Reason #2: Like I said, one cannot study English literature (or the English language for that matter) without studying Shakespeare. He was one of the biggest influences on the English language. He experimented with blank verse, created new words and phrases still used today, and is even responsible for helping to standardize the English language.

By the 1590’s, blank verse had caught on with some of the best new writers in London…The words and sounds coming from the stage were new and thrilling to Shakespeare’s audience. England was falling in love with its own language…The grammar books and dictionaries that finally fixed the “rules” of English did not appear until after Shakespeare’s death…Politically, the country also grew in power and pride. (Hamlet. Barron’s Educational Series, 2002. 11-12).

Reason #3: Northrop Frye states in his work, The Educated Imagination, that the best works in English literature have already been created – Frye states this in reference to Shakespeare. In other words, someone may come along and write a play as good as King Lear, but never better. If that’s the case, there’s no sense in wasting time…if we have the best, then study the best.

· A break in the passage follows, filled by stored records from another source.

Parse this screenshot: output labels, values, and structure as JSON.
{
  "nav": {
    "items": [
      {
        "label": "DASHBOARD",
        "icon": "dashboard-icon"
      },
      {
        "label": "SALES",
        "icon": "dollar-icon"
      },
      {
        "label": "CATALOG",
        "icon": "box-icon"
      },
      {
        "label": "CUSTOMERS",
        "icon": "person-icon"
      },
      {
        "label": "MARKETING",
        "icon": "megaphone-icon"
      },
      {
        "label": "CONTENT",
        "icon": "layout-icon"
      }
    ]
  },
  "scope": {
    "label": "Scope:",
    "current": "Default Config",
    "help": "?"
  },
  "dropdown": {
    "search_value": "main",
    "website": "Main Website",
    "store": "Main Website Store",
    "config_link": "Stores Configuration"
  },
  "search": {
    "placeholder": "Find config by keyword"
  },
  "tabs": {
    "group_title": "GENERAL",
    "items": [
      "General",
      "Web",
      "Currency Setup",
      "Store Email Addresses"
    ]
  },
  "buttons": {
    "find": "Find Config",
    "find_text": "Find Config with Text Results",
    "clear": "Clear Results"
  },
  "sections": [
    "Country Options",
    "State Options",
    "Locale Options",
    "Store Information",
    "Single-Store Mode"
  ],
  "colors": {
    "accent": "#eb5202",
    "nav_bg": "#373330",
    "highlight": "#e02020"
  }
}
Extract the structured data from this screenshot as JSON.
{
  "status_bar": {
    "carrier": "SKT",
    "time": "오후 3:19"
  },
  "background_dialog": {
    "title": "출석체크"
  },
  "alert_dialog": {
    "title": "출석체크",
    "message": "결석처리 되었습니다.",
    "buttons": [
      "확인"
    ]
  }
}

Ever used these phrases? 1. A sorry sight, 2. Come what may, 3. Good riddance, 4. Send him packing (ladies?), 5. In a pickle, 6. Love is blind, 7. Wear your heart on your sleeve, 8. Seen better days, 9. In stitches, 10. Didn’t sleep a wink. Well, you can thank Shakespeare for those. Hey, ever told a knock knock joke? You can thank him for that too.